The American justice system -- and American society -- are indicted for institutionalized racism in this gripping investigative docu.
The American justice system — and American society — are indicted for institutionalized racism in “The Central Park Five,” a gripping investigative docu from co-directors Ken Burns, his daughter Sarah Burns and her husband, David McMahon. Mixing a breathtaking array of archival materials with new talking-head interviews, the film analyzes the monumental miscarriage of justice repped by the 1989 “Central Park Jogger” case, where five minority teens were coerced into false confessions, then convicted despite a dearth of solid evidence. With wrongful-conviction suits still pending, the pic could draw select theatrical bookings in advance of its forthcoming PBS broadcast slot.
Developing at a time when New York was beset by violent crime and facing deepening rifts between races and classes, the case grew out of two undisputed facts: that on the evening of April 19, 1989, a group of African-American and Latino youths ran wild through New York’s Central Park, harassing and assaulting joggers and cyclists, and that in the wee hours of April 20, a white female jogger — beaten, raped and barely alive — was discovered not far from where the boys rampaged. Contextualizing these two events –finally proved unrelated some 13 years later — the helmers show how the aggressive tactics and rush to judgment by police and prosecutors easily intimidated underage suspects not fully aware of their rights, and a media frenzy that sparked public outrage catalyzed the modern-day equivalent of a lynching for defendants Antron McCray, Kevin Richardson, Raymond Santana, Yusef Salaam and Korey Wise.
Drawing on the groundwork done for the book “The Central Park Five: A Chronicle of a City Wilding,” by Sarah Burns (who met two of the men while interning at a law firm), the impressively researched docu eschews voiceover narration. Instead, the title characters, their relatives and a talking-heads cast of journalists, activists, social commentators and politicians (including former New York mayors Ed Koch and David Dinkins) recount bits of the story, driven by masterful, fast-paced editing that intertwines their commentary with excerpts from the videotaped confessions, trial transcripts and other period materials.
This approach pulls viewers deeply into the case and allows them to draw their own conclusions, even as they see how a compelling narrative from authority figures, coupled with the false confessions from the accused, trumped missing and contradictory evidence. Among the pic’s many appalling revelations, perhaps the most shocking is how the false confessions were practically dictated to the browbeaten lads.
Chief criticism of the docu is that it never clearly explains exactly what the boys were doing in the park that night, or whether they may have participated in other attacks. Even if the by now grown men don’t provide details of their youthful romp in the park, they speak candidly, and often with great emotion, about everything else. Although McCray chose not to appear oncamera, he still participated with interviewers so that his voice could be heard.

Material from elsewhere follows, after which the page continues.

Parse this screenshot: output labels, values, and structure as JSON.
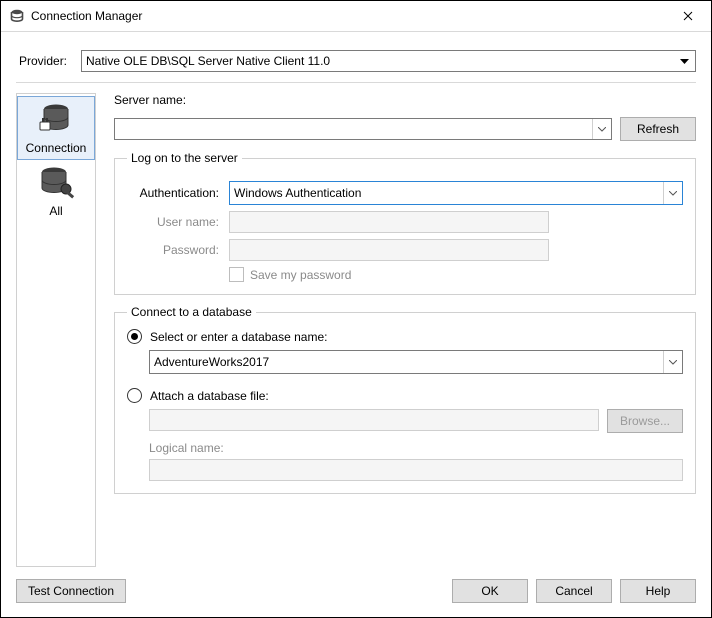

The five are proud that their convictions were vacated in 2002, but as the film points out, their innocence never received the same attention as their putative guilt, and they are still struggling today with the repercussions. In 2003, Richardson, Santana and McCray sued the city of New York for malicious prosecution, racial discrimination and emotional distress, but the city has refused to settle the case. The filmmakers hope that a theatrical release and resulting publicity will prompt a swift and just settlement.
Despite being sized for the smallscreen, the artful craft package is cinematic.